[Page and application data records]

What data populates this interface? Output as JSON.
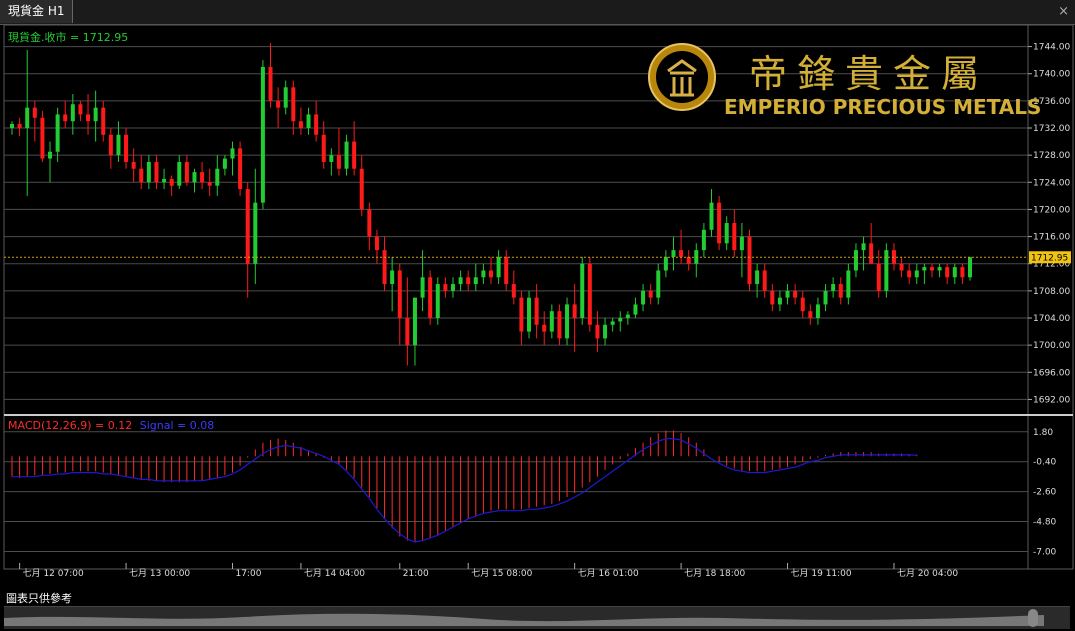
{
  "tab": {
    "title": "現貨金 H1"
  },
  "window": {
    "close_glyph": "×"
  },
  "disclaimer": "圖表只供參考",
  "logo": {
    "chinese": "帝鋒貴金屬",
    "english": "EMPERIO PRECIOUS METALS"
  },
  "colors": {
    "up": "#22cc33",
    "down": "#ff1a1a",
    "grid": "#4d4d4d",
    "price_line": "#d4a017",
    "macd_hist": "#ff2a2a",
    "signal": "#1a1ad4"
  },
  "chart_data": [
    {
      "type": "candlestick",
      "title": "現貨金.收市 = 1712.95",
      "current_price": 1712.95,
      "current_price_label": "1712.95",
      "ylim": [
        1690,
        1746
      ],
      "y_ticks": [
        1744,
        1740,
        1736,
        1732,
        1728,
        1724,
        1720,
        1716,
        1712,
        1708,
        1704,
        1700,
        1696,
        1692
      ],
      "y_tick_labels": [
        "1744.00",
        "1740.00",
        "1736.00",
        "1732.00",
        "1728.00",
        "1724.00",
        "1720.00",
        "1716.00",
        "1712.00",
        "1708.00",
        "1704.00",
        "1700.00",
        "1696.00",
        "1692.00"
      ],
      "x_labels": [
        "七月 12 07:00",
        "七月 13 00:00",
        "17:00",
        "七月 14 04:00",
        "21:00",
        "七月 15 08:00",
        "七月 16 01:00",
        "七月 18 18:00",
        "七月 19 11:00",
        "七月 20 04:00"
      ],
      "x_label_bars": [
        1,
        15,
        29,
        38,
        51,
        60,
        74,
        88,
        102,
        116
      ],
      "ohlc": [
        [
          1732,
          1733,
          1731,
          1732.6
        ],
        [
          1732.6,
          1733.5,
          1730.8,
          1732
        ],
        [
          1732,
          1743.5,
          1722,
          1735
        ],
        [
          1735,
          1736,
          1730,
          1733.5
        ],
        [
          1733.5,
          1734.5,
          1727,
          1727.5
        ],
        [
          1727.5,
          1730,
          1724,
          1728.5
        ],
        [
          1728.5,
          1735,
          1727,
          1734
        ],
        [
          1734,
          1736,
          1732,
          1733
        ],
        [
          1733,
          1737,
          1731,
          1735.5
        ],
        [
          1735.5,
          1736,
          1733,
          1734
        ],
        [
          1734,
          1737,
          1731,
          1733
        ],
        [
          1733,
          1737.5,
          1730,
          1735
        ],
        [
          1735,
          1736,
          1730,
          1731
        ],
        [
          1731,
          1732,
          1726,
          1728
        ],
        [
          1728,
          1733,
          1727,
          1731
        ],
        [
          1731,
          1732,
          1726,
          1727
        ],
        [
          1727,
          1729,
          1724,
          1726
        ],
        [
          1726,
          1728,
          1723,
          1724
        ],
        [
          1724,
          1728,
          1723,
          1727
        ],
        [
          1727,
          1728,
          1723,
          1724
        ],
        [
          1724,
          1726,
          1723,
          1724.5
        ],
        [
          1724.5,
          1725,
          1722,
          1723.5
        ],
        [
          1723.5,
          1728,
          1723,
          1727
        ],
        [
          1727,
          1728,
          1723.5,
          1724
        ],
        [
          1724,
          1726,
          1722.5,
          1725.5
        ],
        [
          1725.5,
          1727,
          1723,
          1724
        ],
        [
          1724,
          1726,
          1722,
          1723.5
        ],
        [
          1723.5,
          1728,
          1722,
          1726
        ],
        [
          1726,
          1728,
          1725,
          1727.5
        ],
        [
          1727.5,
          1730,
          1725,
          1729
        ],
        [
          1729,
          1730,
          1722,
          1723
        ],
        [
          1723,
          1724,
          1707,
          1712
        ],
        [
          1712,
          1726,
          1709,
          1721
        ],
        [
          1721,
          1742,
          1720,
          1741
        ],
        [
          1741,
          1744.5,
          1735,
          1736
        ],
        [
          1736,
          1738,
          1732,
          1735
        ],
        [
          1735,
          1739,
          1734,
          1738
        ],
        [
          1738,
          1739,
          1731,
          1733
        ],
        [
          1733,
          1735,
          1731,
          1732
        ],
        [
          1732,
          1735,
          1731,
          1734
        ]
      ],
      "ohlc_continued": [
        [
          1734,
          1736,
          1730,
          1731
        ],
        [
          1731,
          1733,
          1726,
          1727
        ],
        [
          1727,
          1729,
          1725,
          1728
        ],
        [
          1728,
          1732,
          1725,
          1726
        ],
        [
          1726,
          1731,
          1725,
          1730
        ],
        [
          1730,
          1733,
          1725,
          1726
        ],
        [
          1726,
          1728,
          1719,
          1720
        ],
        [
          1720,
          1721,
          1714,
          1716
        ],
        [
          1716,
          1717,
          1712,
          1714
        ],
        [
          1714,
          1716,
          1708,
          1709
        ],
        [
          1709,
          1713,
          1705,
          1711
        ],
        [
          1711,
          1712,
          1700,
          1704
        ],
        [
          1704,
          1710,
          1697,
          1700
        ],
        [
          1700,
          1707,
          1697,
          1707
        ],
        [
          1707,
          1714,
          1705,
          1710
        ],
        [
          1710,
          1711,
          1703,
          1704
        ],
        [
          1704,
          1710,
          1703,
          1709
        ],
        [
          1709,
          1710,
          1707,
          1708
        ],
        [
          1708,
          1710,
          1707,
          1709
        ],
        [
          1709,
          1711,
          1708,
          1710
        ],
        [
          1710,
          1711,
          1708,
          1709
        ],
        [
          1709,
          1712,
          1708,
          1710
        ],
        [
          1710,
          1712,
          1709,
          1711
        ],
        [
          1711,
          1713,
          1709,
          1710
        ],
        [
          1710,
          1714,
          1709,
          1713
        ],
        [
          1713,
          1714,
          1708,
          1709
        ],
        [
          1709,
          1711,
          1706,
          1707
        ],
        [
          1707,
          1708,
          1700,
          1702
        ],
        [
          1702,
          1708,
          1701,
          1707
        ],
        [
          1707,
          1709,
          1701,
          1703
        ],
        [
          1703,
          1705,
          1700,
          1702
        ],
        [
          1702,
          1706,
          1701,
          1705
        ],
        [
          1705,
          1706,
          1700,
          1701
        ],
        [
          1701,
          1707,
          1700,
          1706
        ],
        [
          1706,
          1709,
          1699,
          1704
        ],
        [
          1704,
          1713,
          1703,
          1712
        ],
        [
          1712,
          1713,
          1702,
          1703
        ],
        [
          1703,
          1705,
          1699,
          1701
        ],
        [
          1701,
          1704,
          1700,
          1703
        ],
        [
          1703,
          1704,
          1702,
          1703.5
        ],
        [
          1703.5,
          1705,
          1702,
          1704
        ],
        [
          1704,
          1705,
          1703,
          1704.5
        ],
        [
          1704.5,
          1707,
          1704,
          1706
        ],
        [
          1706,
          1709,
          1705,
          1708
        ],
        [
          1708,
          1709,
          1706,
          1707
        ]
      ],
      "ohlc_tail": [
        [
          1707,
          1712,
          1706,
          1711
        ],
        [
          1711,
          1714,
          1710,
          1713
        ],
        [
          1713,
          1716,
          1711,
          1714
        ],
        [
          1714,
          1717,
          1712,
          1713
        ],
        [
          1713,
          1714,
          1711,
          1712
        ],
        [
          1712,
          1715,
          1710,
          1714
        ],
        [
          1714,
          1718,
          1713,
          1717
        ],
        [
          1717,
          1723,
          1716,
          1721
        ],
        [
          1721,
          1722,
          1714,
          1715
        ],
        [
          1715,
          1719,
          1714,
          1718
        ],
        [
          1718,
          1720,
          1713,
          1714
        ],
        [
          1714,
          1718,
          1710,
          1716
        ],
        [
          1716,
          1717,
          1708,
          1709
        ],
        [
          1709,
          1712,
          1707,
          1711
        ],
        [
          1711,
          1712,
          1707,
          1708
        ],
        [
          1708,
          1709,
          1705,
          1706
        ],
        [
          1706,
          1708,
          1705,
          1707
        ],
        [
          1707,
          1709,
          1706,
          1708
        ],
        [
          1708,
          1709,
          1706,
          1707
        ],
        [
          1707,
          1708,
          1704,
          1705
        ],
        [
          1705,
          1706,
          1703,
          1704
        ],
        [
          1704,
          1707,
          1703,
          1706
        ],
        [
          1706,
          1709,
          1705,
          1708
        ],
        [
          1708,
          1710,
          1707,
          1709
        ],
        [
          1709,
          1710,
          1706,
          1707
        ],
        [
          1707,
          1712,
          1706,
          1711
        ],
        [
          1711,
          1715,
          1710,
          1714
        ],
        [
          1714,
          1716,
          1711,
          1715
        ],
        [
          1715,
          1718,
          1713,
          1712
        ],
        [
          1712,
          1714,
          1707,
          1708
        ],
        [
          1708,
          1715,
          1707,
          1714
        ],
        [
          1714,
          1715,
          1711,
          1712
        ],
        [
          1712,
          1713,
          1710,
          1711
        ],
        [
          1711,
          1712,
          1709,
          1710
        ],
        [
          1710,
          1712,
          1709,
          1711
        ],
        [
          1711,
          1712,
          1709,
          1711.5
        ],
        [
          1711.5,
          1712,
          1710,
          1711
        ],
        [
          1711,
          1712,
          1710,
          1711.5
        ],
        [
          1711.5,
          1712,
          1709,
          1710
        ],
        [
          1710,
          1712,
          1709,
          1711.5
        ],
        [
          1711.5,
          1712,
          1709,
          1710
        ],
        [
          1710,
          1713,
          1709.5,
          1712.95
        ]
      ]
    },
    {
      "type": "bar+line",
      "title_macd": "MACD(12,26,9) = 0.12",
      "title_signal": "Signal = 0.08",
      "ylim": [
        -7.7,
        2.3
      ],
      "y_ticks": [
        1.8,
        -0.4,
        -2.6,
        -4.8,
        -7.0
      ],
      "y_tick_labels": [
        "1.80",
        "-0.40",
        "-2.60",
        "-4.80",
        "-7.00"
      ],
      "series": [
        {
          "name": "MACD",
          "values": [
            -1.5,
            -1.6,
            -1.5,
            -1.4,
            -1.4,
            -1.3,
            -1.2,
            -1.2,
            -1.1,
            -1.1,
            -1.1,
            -1.1,
            -1.2,
            -1.3,
            -1.4,
            -1.5,
            -1.6,
            -1.7,
            -1.8,
            -1.8,
            -1.9,
            -1.9,
            -1.9,
            -1.9,
            -1.8,
            -1.8,
            -1.7,
            -1.6,
            -1.4,
            -1.2,
            -0.7,
            -0.1,
            0.5,
            1.0,
            1.2,
            1.3,
            1.2,
            1.0,
            0.7,
            0.4,
            0.2,
            -0.1,
            -0.3,
            -0.6,
            -1.0,
            -1.6,
            -2.3,
            -3.0,
            -3.8,
            -4.6,
            -5.3,
            -5.9,
            -6.2,
            -6.3,
            -6.2,
            -6.0,
            -5.8,
            -5.5,
            -5.2,
            -4.9,
            -4.6,
            -4.4,
            -4.2,
            -4.0,
            -3.9,
            -3.9,
            -3.9,
            -3.9,
            -3.8,
            -3.7,
            -3.6,
            -3.5,
            -3.3,
            -3.0,
            -2.7,
            -2.3,
            -1.9,
            -1.5,
            -1.0,
            -0.6,
            -0.2,
            0.2,
            0.6,
            1.0,
            1.4,
            1.7,
            1.9,
            1.9,
            1.7,
            1.4,
            1.0,
            0.5,
            0.0,
            -0.4,
            -0.7,
            -0.9,
            -1.1,
            -1.1,
            -1.1,
            -1.1,
            -1.0,
            -0.9,
            -0.8,
            -0.6,
            -0.4,
            -0.2,
            -0.1,
            0.1,
            0.2,
            0.3,
            0.3,
            0.3,
            0.3,
            0.3,
            0.2,
            0.2,
            0.2,
            0.2,
            0.15,
            0.12
          ]
        },
        {
          "name": "Signal",
          "values": [
            -1.5,
            -1.5,
            -1.5,
            -1.5,
            -1.4,
            -1.4,
            -1.3,
            -1.3,
            -1.2,
            -1.2,
            -1.2,
            -1.2,
            -1.3,
            -1.3,
            -1.4,
            -1.5,
            -1.6,
            -1.7,
            -1.7,
            -1.8,
            -1.8,
            -1.8,
            -1.8,
            -1.8,
            -1.8,
            -1.8,
            -1.7,
            -1.6,
            -1.5,
            -1.3,
            -1.0,
            -0.6,
            -0.2,
            0.2,
            0.5,
            0.7,
            0.8,
            0.7,
            0.6,
            0.4,
            0.2,
            0.0,
            -0.3,
            -0.6,
            -1.1,
            -1.7,
            -2.4,
            -3.1,
            -3.9,
            -4.6,
            -5.2,
            -5.7,
            -6.1,
            -6.3,
            -6.2,
            -6.0,
            -5.8,
            -5.5,
            -5.2,
            -4.9,
            -4.6,
            -4.4,
            -4.2,
            -4.1,
            -4.0,
            -4.0,
            -4.0,
            -4.0,
            -3.9,
            -3.9,
            -3.8,
            -3.7,
            -3.5,
            -3.3,
            -3.0,
            -2.7,
            -2.3,
            -1.9,
            -1.5,
            -1.1,
            -0.7,
            -0.3,
            0.1,
            0.5,
            0.8,
            1.1,
            1.3,
            1.3,
            1.2,
            0.9,
            0.6,
            0.2,
            -0.2,
            -0.5,
            -0.8,
            -1.0,
            -1.1,
            -1.2,
            -1.2,
            -1.2,
            -1.1,
            -1.0,
            -0.9,
            -0.8,
            -0.6,
            -0.4,
            -0.3,
            -0.1,
            0.0,
            0.1,
            0.1,
            0.1,
            0.1,
            0.1,
            0.1,
            0.1,
            0.1,
            0.1,
            0.1,
            0.08
          ]
        }
      ]
    }
  ]
}
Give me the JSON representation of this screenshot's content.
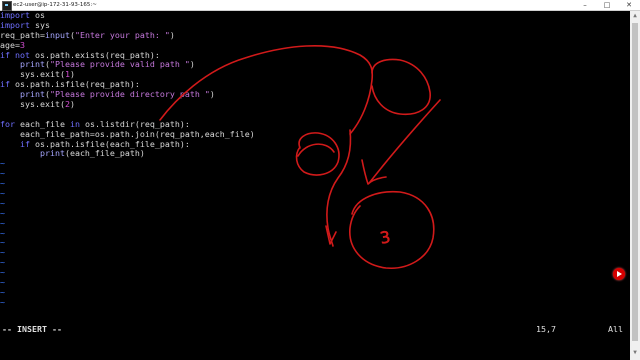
{
  "window": {
    "title": "ec2-user@ip-172-31-93-165:~",
    "minimize": "–",
    "maximize": "□",
    "close": "✕"
  },
  "editor": {
    "lines": [
      [
        {
          "t": "import",
          "c": "kw"
        },
        {
          "t": " os",
          "c": "plain"
        }
      ],
      [
        {
          "t": "import",
          "c": "kw"
        },
        {
          "t": " sys",
          "c": "plain"
        }
      ],
      [
        {
          "t": "req_path=",
          "c": "plain"
        },
        {
          "t": "input",
          "c": "fn"
        },
        {
          "t": "(",
          "c": "plain"
        },
        {
          "t": "\"Enter your path: \"",
          "c": "str"
        },
        {
          "t": ")",
          "c": "plain"
        }
      ],
      [
        {
          "t": "age=",
          "c": "plain"
        },
        {
          "t": "3",
          "c": "num"
        }
      ],
      [
        {
          "t": "if",
          "c": "kw"
        },
        {
          "t": " ",
          "c": "plain"
        },
        {
          "t": "not",
          "c": "kw"
        },
        {
          "t": " os.path.exists(req_path):",
          "c": "plain"
        }
      ],
      [
        {
          "t": "    ",
          "c": "plain"
        },
        {
          "t": "print",
          "c": "fn"
        },
        {
          "t": "(",
          "c": "plain"
        },
        {
          "t": "\"Please provide valid path \"",
          "c": "str"
        },
        {
          "t": ")",
          "c": "plain"
        }
      ],
      [
        {
          "t": "    sys.exit(",
          "c": "plain"
        },
        {
          "t": "1",
          "c": "num"
        },
        {
          "t": ")",
          "c": "plain"
        }
      ],
      [
        {
          "t": "if",
          "c": "kw"
        },
        {
          "t": " os.path.isfile(req_path):",
          "c": "plain"
        }
      ],
      [
        {
          "t": "    ",
          "c": "plain"
        },
        {
          "t": "print",
          "c": "fn"
        },
        {
          "t": "(",
          "c": "plain"
        },
        {
          "t": "\"Please provide directory path \"",
          "c": "str"
        },
        {
          "t": ")",
          "c": "plain"
        }
      ],
      [
        {
          "t": "    sys.exit(",
          "c": "plain"
        },
        {
          "t": "2",
          "c": "num"
        },
        {
          "t": ")",
          "c": "plain"
        }
      ],
      [],
      [
        {
          "t": "for",
          "c": "kw"
        },
        {
          "t": " each_file ",
          "c": "plain"
        },
        {
          "t": "in",
          "c": "kw"
        },
        {
          "t": " os.listdir(req_path):",
          "c": "plain"
        }
      ],
      [
        {
          "t": "    each_file_path=os.path.join(req_path,each_file)",
          "c": "plain"
        }
      ],
      [
        {
          "t": "    ",
          "c": "plain"
        },
        {
          "t": "if",
          "c": "kw"
        },
        {
          "t": " os.path.isfile(each_file_path):",
          "c": "plain"
        }
      ],
      [
        {
          "t": "        ",
          "c": "plain"
        },
        {
          "t": "print",
          "c": "fn"
        },
        {
          "t": "(each_file_path)",
          "c": "plain"
        }
      ]
    ],
    "empty_line_marker": "~",
    "empty_line_count": 15
  },
  "status": {
    "mode": "-- INSERT --",
    "cursor_position": "15,7",
    "scroll_position": "All"
  },
  "annotation": {
    "color": "#d11a1a",
    "circled_number": "3"
  }
}
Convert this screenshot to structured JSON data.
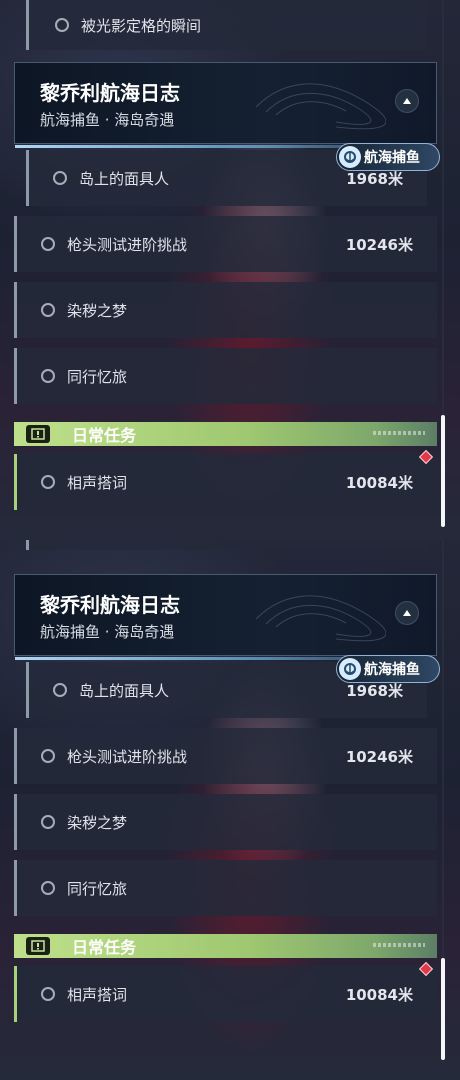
{
  "partial_item": {
    "label": "被光影定格的瞬间"
  },
  "quest_group": {
    "title": "黎乔利航海日志",
    "subtitle": "航海捕鱼 · 海岛奇遇",
    "badge": "航海捕鱼"
  },
  "quests": [
    {
      "label": "岛上的面具人",
      "distance": "1968米"
    },
    {
      "label": "枪头测试进阶挑战",
      "distance": "10246米"
    },
    {
      "label": "染秽之梦",
      "distance": ""
    },
    {
      "label": "同行忆旅",
      "distance": ""
    }
  ],
  "daily_section": {
    "title": "日常任务",
    "items": [
      {
        "label": "相声搭词",
        "distance": "10084米"
      }
    ]
  },
  "icons": {
    "collapse": "chevron-up-icon",
    "radio": "radio-circle-icon",
    "daily": "exclamation-box-icon",
    "badge": "fishing-emblem-icon",
    "alert": "red-diamond-icon"
  },
  "colors": {
    "daily_accent": "#a9d17a",
    "row_bg": "#242a3a",
    "alert": "#e0394a"
  }
}
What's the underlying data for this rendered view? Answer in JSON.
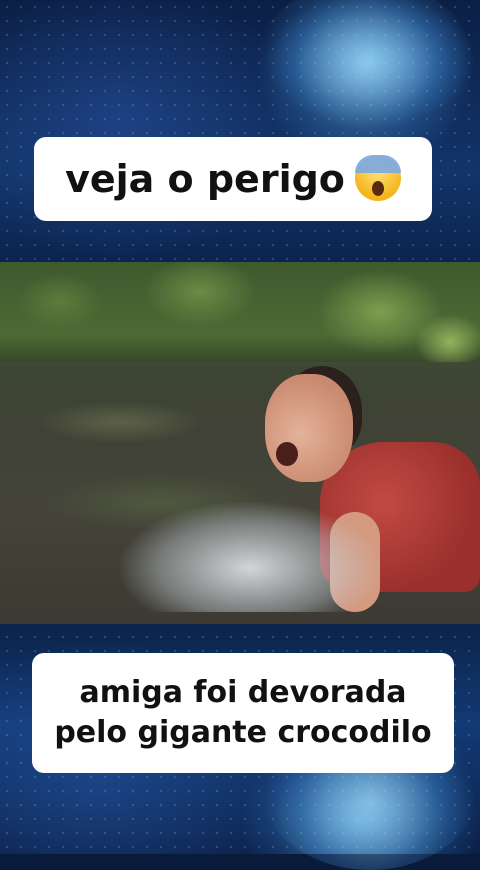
{
  "top_caption": {
    "text": "veja o perigo",
    "emoji": "face-screaming-in-fear-emoji"
  },
  "bottom_caption": {
    "line1": "amiga foi devorada",
    "line2": "pelo gigante crocodilo"
  },
  "colors": {
    "background": "#0a1d40",
    "caption_bg": "#ffffff",
    "caption_text": "#111111"
  }
}
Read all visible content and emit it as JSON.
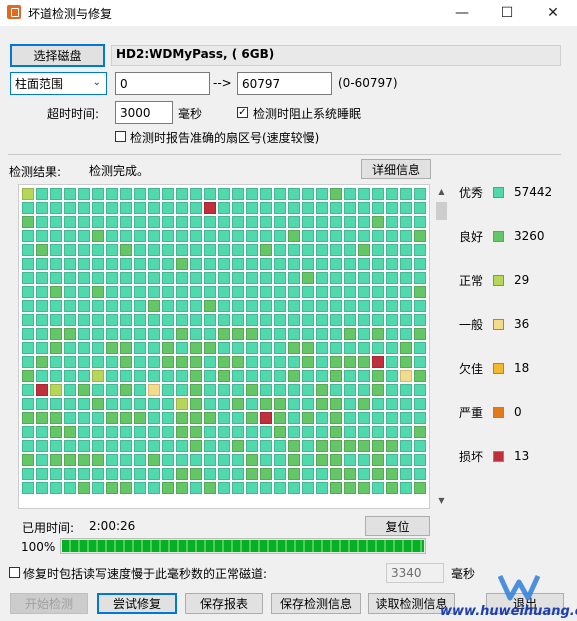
{
  "window": {
    "title": "坏道检测与修复"
  },
  "top": {
    "select_disk_label": "选择磁盘",
    "disk_info": "HD2:WDMyPass,       (   6GB)",
    "range_mode": "柱面范围",
    "range_start": "0",
    "arrow": "-->",
    "range_end": "60797",
    "range_hint": "(0-60797)",
    "timeout_label": "超时时间:",
    "timeout_value": "3000",
    "timeout_unit": "毫秒",
    "prevent_sleep_label": "检测时阻止系统睡眠",
    "prevent_sleep_checked": true,
    "report_sector_label": "检测时报告准确的扇区号(速度较慢)",
    "report_sector_checked": false
  },
  "result": {
    "label": "检测结果:",
    "status": "检测完成。",
    "detail_button": "详细信息"
  },
  "legend": [
    {
      "label": "优秀",
      "count": "57442",
      "color": "#4fd9ad"
    },
    {
      "label": "良好",
      "count": "3260",
      "color": "#64c767"
    },
    {
      "label": "正常",
      "count": "29",
      "color": "#b6d65a"
    },
    {
      "label": "一般",
      "count": "36",
      "color": "#f2dc8c"
    },
    {
      "label": "欠佳",
      "count": "18",
      "color": "#f2b830"
    },
    {
      "label": "严重",
      "count": "0",
      "color": "#e07a1a"
    },
    {
      "label": "损坏",
      "count": "13",
      "color": "#c0303a"
    }
  ],
  "timing": {
    "elapsed_label": "已用时间:",
    "elapsed_value": "2:00:26",
    "reset_button": "复位",
    "percent_text": "100%",
    "progress": 1.0
  },
  "repair": {
    "option_label": "修复时包括读写速度慢于此毫秒数的正常磁道:",
    "option_checked": false,
    "threshold_value": "3340",
    "threshold_unit": "毫秒"
  },
  "buttons": {
    "start": "开始检测",
    "try_repair": "尝试修复",
    "save_report": "保存报表",
    "save_info": "保存检测信息",
    "read_info": "读取检测信息",
    "exit": "退出"
  },
  "watermark": {
    "text": "www.huweihuang.com"
  }
}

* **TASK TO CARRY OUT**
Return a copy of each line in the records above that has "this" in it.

* **RESULT OF THE TASK**
What data populates this interface? Output as JSON.
Give me the JSON representation of this screenshot's content.
Convert this screenshot to structured JSON data.
What's the underlying data for this rendered view? Answer in JSON.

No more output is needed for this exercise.